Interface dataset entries
***

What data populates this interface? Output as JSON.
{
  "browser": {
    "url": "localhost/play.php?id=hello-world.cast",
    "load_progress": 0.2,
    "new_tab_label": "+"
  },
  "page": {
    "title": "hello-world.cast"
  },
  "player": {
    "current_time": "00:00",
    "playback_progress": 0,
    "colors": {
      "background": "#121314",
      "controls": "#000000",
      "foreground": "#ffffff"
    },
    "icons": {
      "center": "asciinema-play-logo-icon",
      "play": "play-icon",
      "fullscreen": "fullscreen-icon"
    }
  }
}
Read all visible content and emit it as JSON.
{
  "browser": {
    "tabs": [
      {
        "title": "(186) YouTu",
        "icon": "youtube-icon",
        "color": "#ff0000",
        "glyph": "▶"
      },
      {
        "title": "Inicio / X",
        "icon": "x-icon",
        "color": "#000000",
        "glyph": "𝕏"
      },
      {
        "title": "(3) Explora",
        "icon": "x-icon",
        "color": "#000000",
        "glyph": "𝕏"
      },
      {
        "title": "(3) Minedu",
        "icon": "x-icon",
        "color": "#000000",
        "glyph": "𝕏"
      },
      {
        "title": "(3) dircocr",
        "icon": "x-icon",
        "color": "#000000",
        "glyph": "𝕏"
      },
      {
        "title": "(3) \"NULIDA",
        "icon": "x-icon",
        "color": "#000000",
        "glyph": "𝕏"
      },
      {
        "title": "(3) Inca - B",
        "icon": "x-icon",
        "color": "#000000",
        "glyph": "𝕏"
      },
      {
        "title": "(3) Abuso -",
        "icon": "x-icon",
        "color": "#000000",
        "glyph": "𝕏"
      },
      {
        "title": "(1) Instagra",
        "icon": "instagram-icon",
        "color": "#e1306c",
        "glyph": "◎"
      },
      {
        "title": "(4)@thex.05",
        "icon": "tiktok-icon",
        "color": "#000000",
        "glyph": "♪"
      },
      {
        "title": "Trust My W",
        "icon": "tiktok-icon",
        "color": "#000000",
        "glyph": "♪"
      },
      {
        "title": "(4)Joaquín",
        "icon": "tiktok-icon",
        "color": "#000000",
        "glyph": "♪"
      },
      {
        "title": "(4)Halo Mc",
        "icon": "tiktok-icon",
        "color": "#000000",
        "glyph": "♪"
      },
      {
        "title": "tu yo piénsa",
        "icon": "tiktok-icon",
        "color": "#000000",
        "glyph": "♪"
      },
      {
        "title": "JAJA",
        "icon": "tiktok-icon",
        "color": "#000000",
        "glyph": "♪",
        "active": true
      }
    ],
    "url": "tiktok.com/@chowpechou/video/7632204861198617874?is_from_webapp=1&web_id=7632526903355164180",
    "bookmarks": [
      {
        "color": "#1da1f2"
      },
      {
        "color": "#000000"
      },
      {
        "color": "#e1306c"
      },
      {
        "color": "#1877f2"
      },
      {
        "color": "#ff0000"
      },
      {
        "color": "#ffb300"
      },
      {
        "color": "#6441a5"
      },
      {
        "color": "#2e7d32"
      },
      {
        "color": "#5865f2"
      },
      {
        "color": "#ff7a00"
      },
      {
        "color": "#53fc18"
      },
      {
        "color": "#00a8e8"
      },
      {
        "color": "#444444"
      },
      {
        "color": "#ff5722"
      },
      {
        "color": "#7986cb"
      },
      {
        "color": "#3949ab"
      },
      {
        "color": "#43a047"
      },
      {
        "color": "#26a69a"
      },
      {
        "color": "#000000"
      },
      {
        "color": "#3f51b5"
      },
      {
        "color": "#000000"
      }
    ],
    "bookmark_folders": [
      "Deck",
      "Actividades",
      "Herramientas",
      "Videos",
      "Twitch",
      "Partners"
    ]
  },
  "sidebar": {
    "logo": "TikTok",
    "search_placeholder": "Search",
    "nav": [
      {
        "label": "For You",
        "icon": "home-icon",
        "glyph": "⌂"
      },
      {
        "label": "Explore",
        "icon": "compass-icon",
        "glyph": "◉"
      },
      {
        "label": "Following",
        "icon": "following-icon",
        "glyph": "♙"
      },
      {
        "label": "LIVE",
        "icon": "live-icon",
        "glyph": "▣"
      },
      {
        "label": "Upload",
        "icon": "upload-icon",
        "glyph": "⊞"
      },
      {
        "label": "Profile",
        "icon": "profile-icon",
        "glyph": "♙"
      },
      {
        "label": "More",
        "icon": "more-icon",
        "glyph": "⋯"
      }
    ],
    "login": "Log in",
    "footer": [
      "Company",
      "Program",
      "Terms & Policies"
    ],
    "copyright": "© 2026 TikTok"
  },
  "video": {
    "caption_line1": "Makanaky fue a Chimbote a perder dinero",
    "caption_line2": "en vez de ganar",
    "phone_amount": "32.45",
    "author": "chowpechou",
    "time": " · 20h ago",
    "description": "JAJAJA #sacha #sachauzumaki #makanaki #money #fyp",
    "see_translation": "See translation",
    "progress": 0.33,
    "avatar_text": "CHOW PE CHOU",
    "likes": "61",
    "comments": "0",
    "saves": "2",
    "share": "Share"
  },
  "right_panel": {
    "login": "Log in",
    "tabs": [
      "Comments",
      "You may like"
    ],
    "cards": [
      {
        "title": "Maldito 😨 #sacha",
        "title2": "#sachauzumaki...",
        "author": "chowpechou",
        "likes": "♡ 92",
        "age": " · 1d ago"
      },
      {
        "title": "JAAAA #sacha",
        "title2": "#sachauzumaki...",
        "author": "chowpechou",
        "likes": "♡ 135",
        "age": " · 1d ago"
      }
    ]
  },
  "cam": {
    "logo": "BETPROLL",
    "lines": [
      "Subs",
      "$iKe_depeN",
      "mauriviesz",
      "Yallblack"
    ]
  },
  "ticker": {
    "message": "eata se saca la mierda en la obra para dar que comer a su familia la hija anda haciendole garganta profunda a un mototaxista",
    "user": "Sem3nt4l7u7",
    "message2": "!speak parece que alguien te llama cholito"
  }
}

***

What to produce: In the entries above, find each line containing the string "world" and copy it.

Output for this task:
    "url": "localhost/play.php?id=hello-world.cast",
    "title": "hello-world.cast"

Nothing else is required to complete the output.